In my own estimation, a seriously activist, proactively Black church was a good place -- the right place -- for a community organizer who cared about the poor to join. Obama has publicly criticized the church's decision to honor Farrakhan, and of course has not repudiated the minister -- his teacher -- even while disagreeing with him and going beyond him in empathy for all peoples and communities. To expect or desire otherwise would be to want Reb Zalman Schachter-Shalomi to denounce the Lubavitcher rebbes who taught him & beyond whom he has gone, or for me to repudiate my teachers beyond whom I have gone. Obama learned what he learned, he grew as he has grown, he is who he is. That should be the basis for supporting or opposing him.
This is not a problem of demonizing Muslims alone, and not a problem among Jews alone. The attacks on Mitt Romney because he is a Mormon are scandalous. The assertions by some candidates that the president must or should be Christian are scandalous. From them, one would never learn or guess that the Constitution says –--
The Senators and Representatives before mentioned, and the members of the several state legislatures, and all executive and judicial officers, both of the United States and of the several states, shall be bound by oath or affirmation, to support this Constitution; but no religious test shall ever be required as a qualification to any office or public trust under the United States.
That provision was never more needed than now.
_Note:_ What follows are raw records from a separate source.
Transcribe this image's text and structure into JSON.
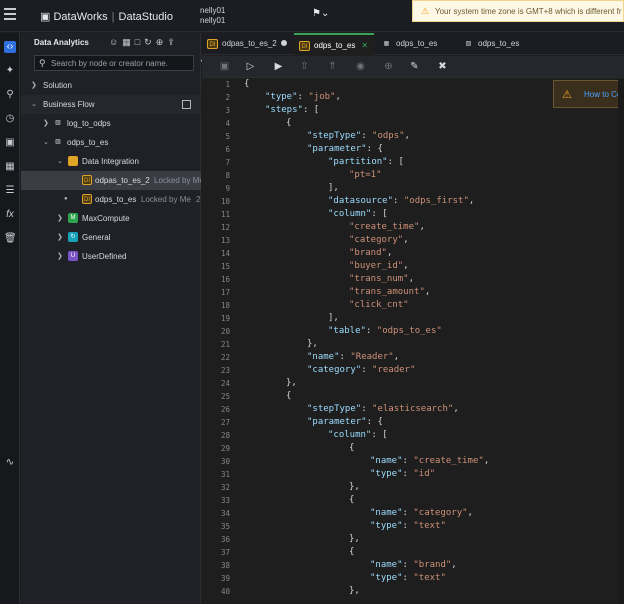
{
  "topbar": {
    "brand_product": "DataWorks",
    "brand_app": "DataStudio",
    "user_line1": "nelly01",
    "user_line2": "nelly01",
    "notice_text": "Your system time zone is GMT+8 which is different fr"
  },
  "sidebar": {
    "header": "Data Analytics",
    "search_placeholder": "Search by node or creator name.",
    "tree": [
      {
        "label": "Solution"
      },
      {
        "label": "Business Flow"
      },
      {
        "label": "log_to_odps"
      },
      {
        "label": "odps_to_es"
      },
      {
        "label": "Data Integration"
      },
      {
        "label": "odpas_to_es_2",
        "lock": "Locked by Me"
      },
      {
        "label": "odps_to_es",
        "lock": "Locked by Me",
        "suffix": "2"
      },
      {
        "label": "MaxCompute"
      },
      {
        "label": "General"
      },
      {
        "label": "UserDefined"
      }
    ]
  },
  "tabs": [
    {
      "label": "odpas_to_es_2",
      "icon": "DI"
    },
    {
      "label": "odps_to_es",
      "icon": "DI"
    },
    {
      "label": "odps_to_es",
      "icon": "table"
    },
    {
      "label": "odps_to_es",
      "icon": "flow"
    }
  ],
  "howto": {
    "label": "How to Co"
  },
  "editor": {
    "line_numbers": [
      "1",
      "2",
      "3",
      "4",
      "5",
      "6",
      "7",
      "8",
      "9",
      "10",
      "11",
      "12",
      "13",
      "14",
      "15",
      "16",
      "17",
      "18",
      "19",
      "20",
      "21",
      "22",
      "23",
      "24",
      "25",
      "26",
      "27",
      "28",
      "29",
      "30",
      "31",
      "32",
      "33",
      "34",
      "35",
      "36",
      "37",
      "38",
      "39",
      "40"
    ]
  },
  "colors": {
    "accent_green": "#3aa35b",
    "key": "#9cdcfe",
    "string": "#ce9178",
    "active_rail": "#2f6fe0"
  }
}
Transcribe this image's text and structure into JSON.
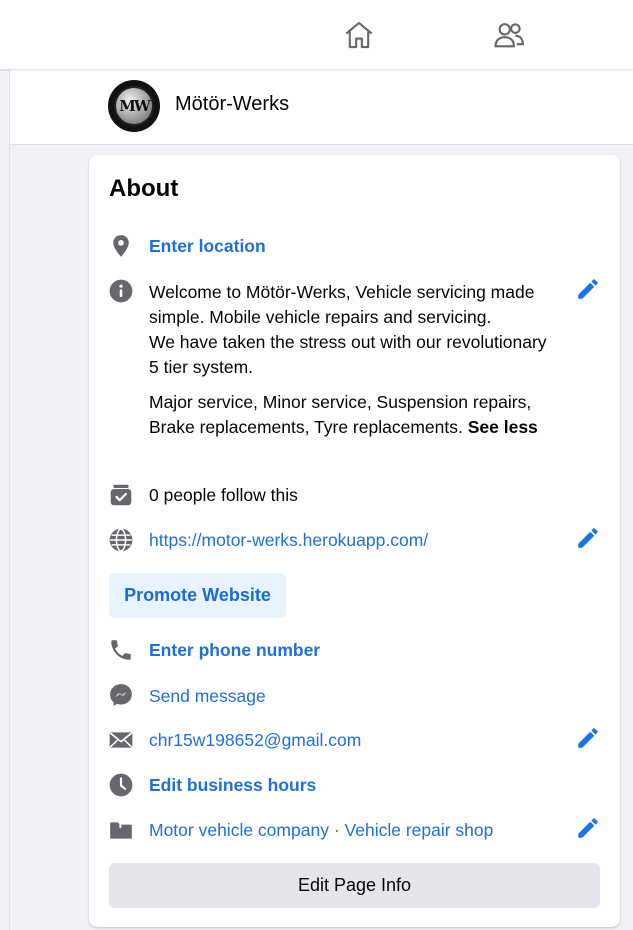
{
  "nav": {
    "icons": [
      "home-icon",
      "friends-icon"
    ]
  },
  "page": {
    "logo_text": "MW",
    "name": "Mötör-Werks"
  },
  "about": {
    "title": "About",
    "location": "Enter location",
    "description": {
      "line1": "Welcome to Mötör-Werks, Vehicle servicing made simple. Mobile vehicle repairs and servicing.",
      "line2": "We have taken the stress out with our revolutionary 5 tier system.",
      "paragraph2": "Major service, Minor service, Suspension repairs, Brake replacements, Tyre replacements.",
      "see_less": "See less"
    },
    "followers": "0 people follow this",
    "website": "https://motor-werks.herokuapp.com/",
    "promote_button": "Promote Website",
    "phone": "Enter phone number",
    "message": "Send message",
    "email": "chr15w198652@gmail.com",
    "hours": "Edit business hours",
    "category1": "Motor vehicle company",
    "category_separator": "·",
    "category2": "Vehicle repair shop",
    "edit_button": "Edit Page Info"
  },
  "colors": {
    "link": "#216fdb",
    "icon_gray": "#65676b",
    "button_light_blue": "#e7f3ff",
    "button_gray": "#e4e6eb"
  }
}
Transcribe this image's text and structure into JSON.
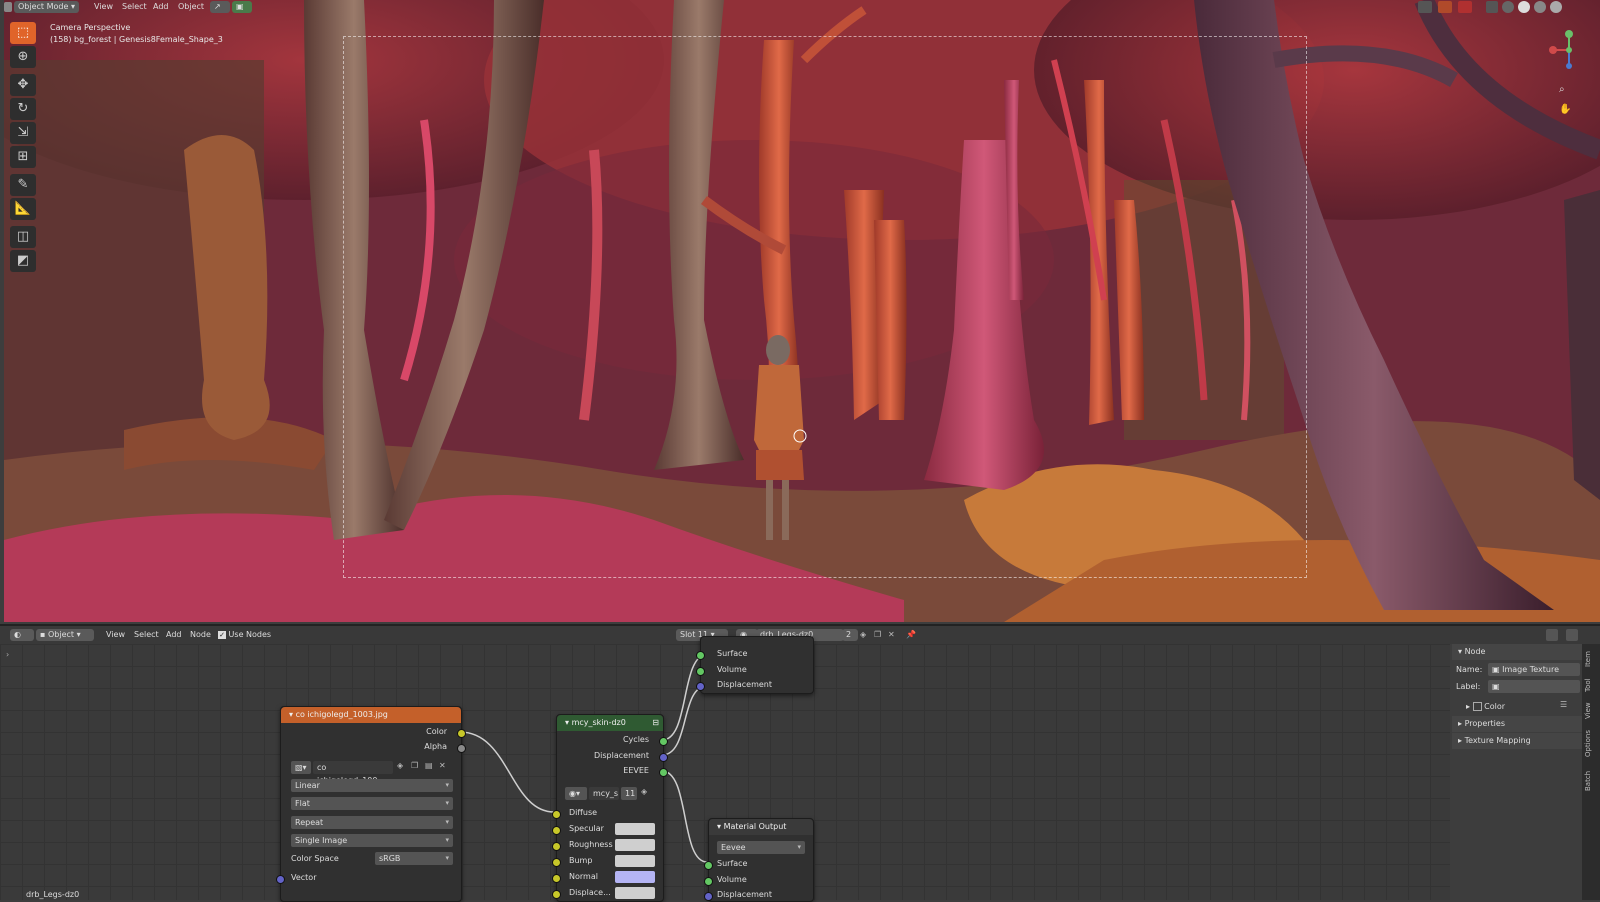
{
  "header": {
    "mode": "Object Mode",
    "menus": [
      "View",
      "Select",
      "Add",
      "Object"
    ]
  },
  "viewport": {
    "camera_line": "Camera Perspective",
    "object_line": "(158) bg_forest | Genesis8Female_Shape_3",
    "tools": [
      "select-box",
      "cursor",
      "move",
      "rotate",
      "scale",
      "transform",
      "annotate",
      "measure",
      "add-cube",
      "shear"
    ]
  },
  "node_header": {
    "object_type": "Object",
    "menus": [
      "View",
      "Select",
      "Add",
      "Node"
    ],
    "use_nodes_label": "Use Nodes",
    "use_nodes_checked": true,
    "slot": "Slot 11",
    "material": "drb_Legs-dz0",
    "users": "2"
  },
  "output_node_top": {
    "sockets": [
      "Surface",
      "Volume",
      "Displacement"
    ]
  },
  "image_node": {
    "title": "co ichigolegd_1003.jpg",
    "outputs": [
      "Color",
      "Alpha"
    ],
    "image_name": "co ichigolegd_100...",
    "interpolation": "Linear",
    "projection": "Flat",
    "extension": "Repeat",
    "source": "Single Image",
    "color_space_label": "Color Space",
    "color_space": "sRGB",
    "input": "Vector"
  },
  "group_node": {
    "title": "mcy_skin-dz0",
    "outputs": [
      "Cycles",
      "Displacement",
      "EEVEE"
    ],
    "group_name": "mcy_s",
    "group_users": "11",
    "inputs": [
      "Diffuse",
      "Specular",
      "Roughness",
      "Bump",
      "Normal",
      "Displace..."
    ]
  },
  "material_output": {
    "title": "Material Output",
    "target": "Eevee",
    "inputs": [
      "Surface",
      "Volume",
      "Displacement"
    ]
  },
  "properties_panel": {
    "section": "Node",
    "name_label": "Name:",
    "name_value": "Image Texture",
    "label_label": "Label:",
    "label_value": "",
    "color_label": "Color",
    "subsections": [
      "Properties",
      "Texture Mapping"
    ]
  },
  "side_tabs": [
    "Item",
    "Tool",
    "View",
    "Options",
    "Batch"
  ],
  "footer_material": "drb_Legs-dz0",
  "colors": {
    "accent": "#e0642a",
    "image_node_header": "#c4602a",
    "group_node_header": "#2f5a32",
    "output_node_header": "#3a3a3a",
    "socket_color": "#c7c729",
    "socket_shader": "#63c763",
    "socket_vector": "#6363c7"
  }
}
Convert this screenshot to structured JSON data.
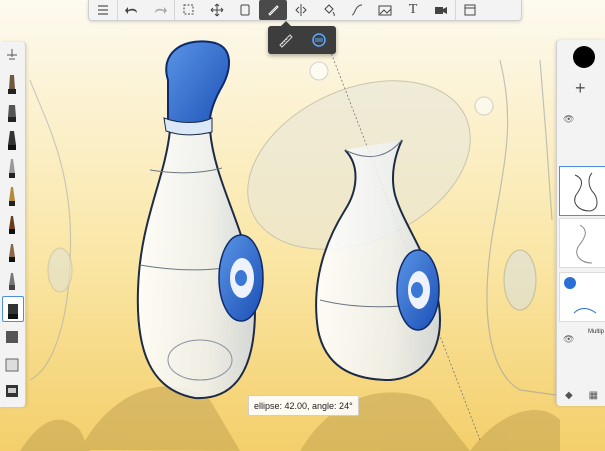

For me, that and the First Amendment are the most godly provisions God ever inspired into the American Constitution. And it is not enough to say that the "government" cannot violate these provisions but voters can. To work as a political framework, Constitutional provisions need broad cultural affirmation. Voters CAN corrupt their responsibility by voting on the basis of religious bigotry, but it is the task of all religious and political leaders to urge them not to.
Just a few words more about Romney and Mormonism. One of the sturdy families in American politics is the Udall family -- all Mormons. Most or all of the family members who became public officials have been creative supporters of environmental protection, justice for the poor, and racial equality. (This last as public policy even at a time when Mormon doctrine prevented Blacks from serving in the Mormon priesthood.) The politics of the Udalls and those of Romney have been quite different, though both are Mormons. Their faith has shaped and grounded their commitment to public service, but has -- obviously -- not determined their policies while in that service.
Similarly, many many Roman Catholic politicians have worked for full equality of women and men in public policy, while Catholic doctrine debars women from the priesthood.
There are plenty of reasons to support or to oppose any of the present candidates for president, or any other public office. Their religious origins and beliefs are not among them. How they translate their religious beliefs into public policy is.
And the burden is on ALL of us to say so, to say it in synagogues and churches and mosques and temples and shrines -- and yes, I will say it again: to say it NOW, before slander casts its vote against decency and ALL America loses the Presidential election.
Shalom, salaam, shantih, peace –